Here is my TZ column… on Turkey, ISIL and Iraq:
A foreign policy expert anonymously offered this “insider view” in Sunday’s Zaman on June 14: “Turkey has always denied the reports that it has allowed terrorists to use the Turkey-Syria border as a transit point. But Turkey’s denial could not prevent the emergence of a belief that Turkey condoned terrorists going into Syria to fight against Assad regime. But ISIL [ Islamic State in Iraq and the Levant] is a threat to Turkey, too, with plots for attacks inside Turkey. The people who direct Turkish foreign policy must have finally changed their position, but in the meantime, ISIL took off and became powerful. Turkish foreign policy is very late in addressing the threat of ISIL. They should have acted months ago.”
This is a reminder that the most active player in policies which involve “regime change” in any neighborhood is the one that ends up paying the bill. The US did it in Vietnam and Iraq, and Soviet Russia did it in Afghanistan. If “regime change” includes also a miscalculation, a blend of naivety and romanticism coupled with overreaching ambitions, the subject in the question runs into trouble, which may have lengthy consequences.
This is what happened to Turkey in Syria. While its zero problem neighborhood policy did not produce any tangible results in soft power formats, it ventured such an act to help topple the brutal regime of Syrian President Bashar al-Assad — and failed.
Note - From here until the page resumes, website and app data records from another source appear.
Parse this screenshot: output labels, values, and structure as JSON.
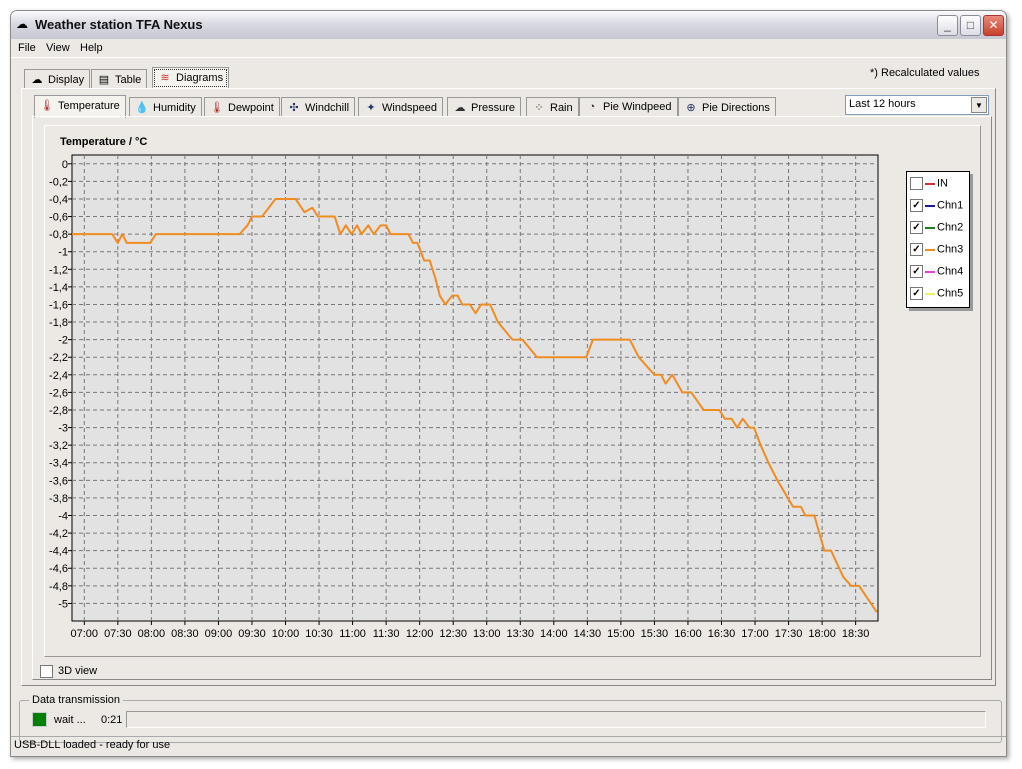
{
  "window": {
    "title": "Weather station TFA Nexus",
    "min": "_",
    "max": "□",
    "close": "✕"
  },
  "menu": [
    "File",
    "View",
    "Help"
  ],
  "main_tabs": [
    {
      "label": "Display",
      "icon": "cloud-icon"
    },
    {
      "label": "Table",
      "icon": "table-icon"
    },
    {
      "label": "Diagrams",
      "icon": "chart-icon"
    }
  ],
  "note": "*) Recalculated values",
  "sub_tabs": [
    {
      "label": "Temperature",
      "icon": "thermometer-icon"
    },
    {
      "label": "Humidity",
      "icon": "drops-icon"
    },
    {
      "label": "Dewpoint",
      "icon": "dewpoint-icon"
    },
    {
      "label": "Windchill",
      "icon": "windchill-icon"
    },
    {
      "label": "Windspeed",
      "icon": "compass-icon"
    },
    {
      "label": "Pressure",
      "icon": "cloud-icon"
    },
    {
      "label": "Rain",
      "icon": "rain-icon"
    },
    {
      "label": "Pie Windpeed",
      "icon": "pie-icon"
    },
    {
      "label": "Pie Directions",
      "icon": "globe-icon"
    }
  ],
  "range_select": "Last 12 hours",
  "view3d_label": "3D view",
  "transmission": {
    "group": "Data transmission",
    "status": "wait ...",
    "time": "0:21",
    "progress": 0,
    "indicator_color": "#008000"
  },
  "statusbar": "USB-DLL loaded - ready for use",
  "legend": [
    {
      "name": "IN",
      "color": "#d03030",
      "checked": false
    },
    {
      "name": "Chn1",
      "color": "#1a1aa0",
      "checked": true
    },
    {
      "name": "Chn2",
      "color": "#208020",
      "checked": true
    },
    {
      "name": "Chn3",
      "color": "#f08c20",
      "checked": true
    },
    {
      "name": "Chn4",
      "color": "#e040e0",
      "checked": true
    },
    {
      "name": "Chn5",
      "color": "#f0f060",
      "checked": true
    }
  ],
  "chart_data": {
    "type": "line",
    "title": "Temperature / °C",
    "xlabel": "",
    "ylabel": "Temperature / °C",
    "xlim": [
      "06:49",
      "18:50"
    ],
    "ylim": [
      -5.2,
      0.1
    ],
    "grid": true,
    "legend_position": "right",
    "xticks": [
      "07:00",
      "07:30",
      "08:00",
      "08:30",
      "09:00",
      "09:30",
      "10:00",
      "10:30",
      "11:00",
      "11:30",
      "12:00",
      "12:30",
      "13:00",
      "13:30",
      "14:00",
      "14:30",
      "15:00",
      "15:30",
      "16:00",
      "16:30",
      "17:00",
      "17:30",
      "18:00",
      "18:30"
    ],
    "yticks": [
      "0",
      "-0,2",
      "-0,4",
      "-0,6",
      "-0,8",
      "-1",
      "-1,2",
      "-1,4",
      "-1,6",
      "-1,8",
      "-2",
      "-2,2",
      "-2,4",
      "-2,6",
      "-2,8",
      "-3",
      "-3,2",
      "-3,4",
      "-3,6",
      "-3,8",
      "-4",
      "-4,2",
      "-4,4",
      "-4,6",
      "-4,8",
      "-5"
    ],
    "series": [
      {
        "name": "Chn3",
        "color": "#f08c20",
        "points": [
          [
            "06:49",
            -0.8
          ],
          [
            "07:25",
            -0.8
          ],
          [
            "07:30",
            -0.9
          ],
          [
            "07:34",
            -0.8
          ],
          [
            "07:38",
            -0.9
          ],
          [
            "07:59",
            -0.9
          ],
          [
            "08:04",
            -0.8
          ],
          [
            "09:19",
            -0.8
          ],
          [
            "09:26",
            -0.7
          ],
          [
            "09:30",
            -0.6
          ],
          [
            "09:39",
            -0.6
          ],
          [
            "09:51",
            -0.4
          ],
          [
            "10:09",
            -0.4
          ],
          [
            "10:17",
            -0.55
          ],
          [
            "10:24",
            -0.5
          ],
          [
            "10:29",
            -0.6
          ],
          [
            "10:44",
            -0.6
          ],
          [
            "10:49",
            -0.8
          ],
          [
            "10:54",
            -0.7
          ],
          [
            "10:59",
            -0.8
          ],
          [
            "11:04",
            -0.7
          ],
          [
            "11:08",
            -0.8
          ],
          [
            "11:14",
            -0.7
          ],
          [
            "11:19",
            -0.8
          ],
          [
            "11:25",
            -0.7
          ],
          [
            "11:30",
            -0.7
          ],
          [
            "11:34",
            -0.8
          ],
          [
            "11:50",
            -0.8
          ],
          [
            "11:54",
            -0.9
          ],
          [
            "11:58",
            -0.9
          ],
          [
            "12:04",
            -1.1
          ],
          [
            "12:09",
            -1.1
          ],
          [
            "12:14",
            -1.3
          ],
          [
            "12:18",
            -1.5
          ],
          [
            "12:23",
            -1.6
          ],
          [
            "12:29",
            -1.5
          ],
          [
            "12:34",
            -1.5
          ],
          [
            "12:38",
            -1.6
          ],
          [
            "12:45",
            -1.6
          ],
          [
            "12:50",
            -1.7
          ],
          [
            "12:55",
            -1.6
          ],
          [
            "13:03",
            -1.6
          ],
          [
            "13:10",
            -1.8
          ],
          [
            "13:23",
            -2.0
          ],
          [
            "13:32",
            -2.0
          ],
          [
            "13:45",
            -2.2
          ],
          [
            "14:29",
            -2.2
          ],
          [
            "14:35",
            -2.0
          ],
          [
            "15:08",
            -2.0
          ],
          [
            "15:16",
            -2.2
          ],
          [
            "15:30",
            -2.4
          ],
          [
            "15:36",
            -2.4
          ],
          [
            "15:40",
            -2.5
          ],
          [
            "15:46",
            -2.4
          ],
          [
            "15:55",
            -2.6
          ],
          [
            "16:03",
            -2.6
          ],
          [
            "16:14",
            -2.8
          ],
          [
            "16:28",
            -2.8
          ],
          [
            "16:33",
            -2.9
          ],
          [
            "16:39",
            -2.9
          ],
          [
            "16:44",
            -3.0
          ],
          [
            "16:49",
            -2.9
          ],
          [
            "16:55",
            -3.0
          ],
          [
            "16:59",
            -3.0
          ],
          [
            "17:05",
            -3.2
          ],
          [
            "17:12",
            -3.4
          ],
          [
            "17:20",
            -3.6
          ],
          [
            "17:34",
            -3.9
          ],
          [
            "17:41",
            -3.9
          ],
          [
            "17:45",
            -4.0
          ],
          [
            "17:53",
            -4.0
          ],
          [
            "18:02",
            -4.4
          ],
          [
            "18:08",
            -4.4
          ],
          [
            "18:19",
            -4.7
          ],
          [
            "18:26",
            -4.8
          ],
          [
            "18:33",
            -4.8
          ],
          [
            "18:49",
            -5.1
          ]
        ]
      }
    ]
  }
}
And, now, it continues with a heavy bag of vandal Salafist groups — symbolizing the entry of the Islamic Medieval age of infighting and destruction — less able than before to be part of major conflict resolution.
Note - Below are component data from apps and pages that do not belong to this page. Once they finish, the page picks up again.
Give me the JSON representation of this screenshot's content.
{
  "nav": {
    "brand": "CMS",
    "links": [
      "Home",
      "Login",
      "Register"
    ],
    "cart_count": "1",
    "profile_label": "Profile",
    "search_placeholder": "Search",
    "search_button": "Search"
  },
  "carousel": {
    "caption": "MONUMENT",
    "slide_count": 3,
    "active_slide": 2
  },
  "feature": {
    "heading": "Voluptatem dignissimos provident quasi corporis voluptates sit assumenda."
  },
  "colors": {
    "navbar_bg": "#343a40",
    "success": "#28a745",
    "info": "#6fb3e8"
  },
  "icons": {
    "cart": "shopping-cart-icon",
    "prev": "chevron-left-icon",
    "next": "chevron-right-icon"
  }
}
Iraqi Kurdistan, arguably the only part where one can note success in the “zero problems” context, risks also being lost, if wrong and untimely moves are taken, now that ISIL’s advance has brought Iraq to a breaking point. Mosul’s fall to Salafist-dominated armed groups and Kirkuk taken over by KRG Peshmergas are key events that signal some sort of irreversibility to the earlier status quo.
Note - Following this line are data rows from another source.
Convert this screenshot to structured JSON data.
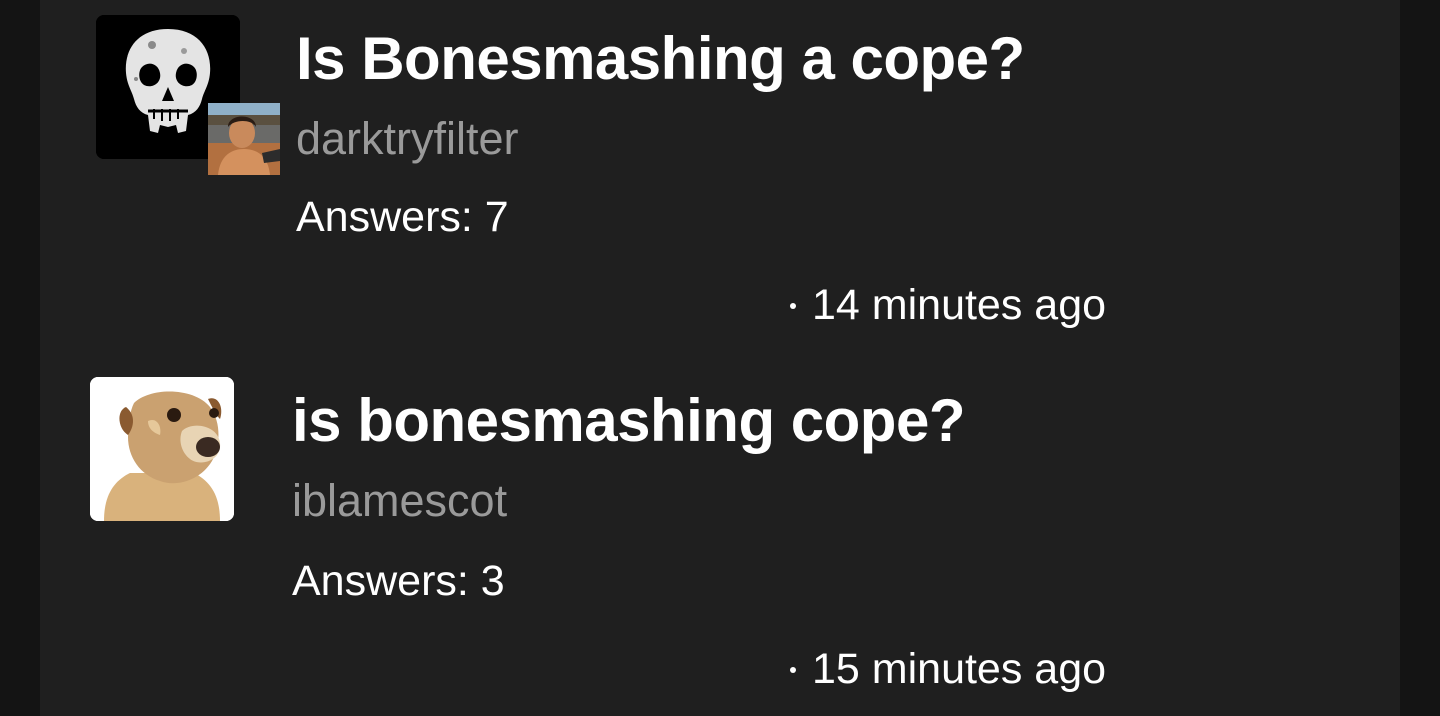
{
  "posts": [
    {
      "title": "Is Bonesmashing a cope?",
      "author": "darktryfilter",
      "answers_label": "Answers: 7",
      "time_ago": "14 minutes ago",
      "avatar_icon": "skull-icon",
      "has_secondary_avatar": true
    },
    {
      "title": "is bonesmashing cope?",
      "author": "iblamescot",
      "answers_label": "Answers: 3",
      "time_ago": "15 minutes ago",
      "avatar_icon": "dog-icon",
      "has_secondary_avatar": false
    }
  ],
  "colors": {
    "background": "#1f1f1f",
    "gutter": "#141414",
    "title": "#ffffff",
    "author": "#9a9a9a"
  }
}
The Justice and Development Party (AKP) government’s choices have always been dominated by a state of mind that resembled ideological hallucination: Priorities in the Middle East forced it to abandon the main tenets of soft power, particularly that of inclusivity. The temptations to build up an Ottoman-like sphere of influence stemmed from a false equality between Salafism and Wahabism in Arab lands and the benevolent Sufism of Anatolia. Prime Minister Recep Tayyip Erdoğan and Foreign Minister Ahmet Davutoğlu since approximately 2010 ignored the fact that the Salafi and Wahhabi segment saw Ottomans and its traditions as the enemy, accusing them of the “defeat” of Islam worldwide.
As Tayfun Atay, a respected sociologist on religion, put it in his powerful article in the Radikal daily: “Only three years ago, Erdoğan talked about the benediction of secularism for Islam when in Egypt and Tunisia, figuring in the Middle East and elsewhere as a unique example of ‘secular Islam.’ He received criticism from Salafi and Muslim Brotherhood circles, and in time, returned from the Middle East undergoing ‘salafisation,’ abandoning his own traditional and historic roots of religion. They [AKP, yb — Yavuz Baydar — this is his insert :)) ] turned down a historic chance of architecting a ‘liberal Islam,’ sociologically crucial ‘secular Islam,’ which would mark a global turning point. They disappointed, indeed made ashamed, all those leftist, liberal, socialist, conservative Muslim and non-Muslim circles who believed, trusted and supported them. They had come to power based on a social consensus and disintegrated the society with almost no chance of consensus left. Now they are struggling to deal with this internal disintegration, as they try to stave of a ‘war within Islam’ across the border to spill over to our territory.”
What a colleague called Afghanistanization abroad and Pakistanization at home now is the result of a shift in the AKP three years ago and the huge misreading of the events. It is now at the stage of obstinacy and denial.
Therefore, any reasoning about regional policy in Ankara should require cautious reading. ISIL’s move, its carving up a huge land between Syria and Iraq, exposes Turkey’s vulnerabilities and its limitations even further.
Given the stakes, the AKP has only one rational way out: Make peace with the Kurds of both Iraq and Syria and endorse their state-building along its border.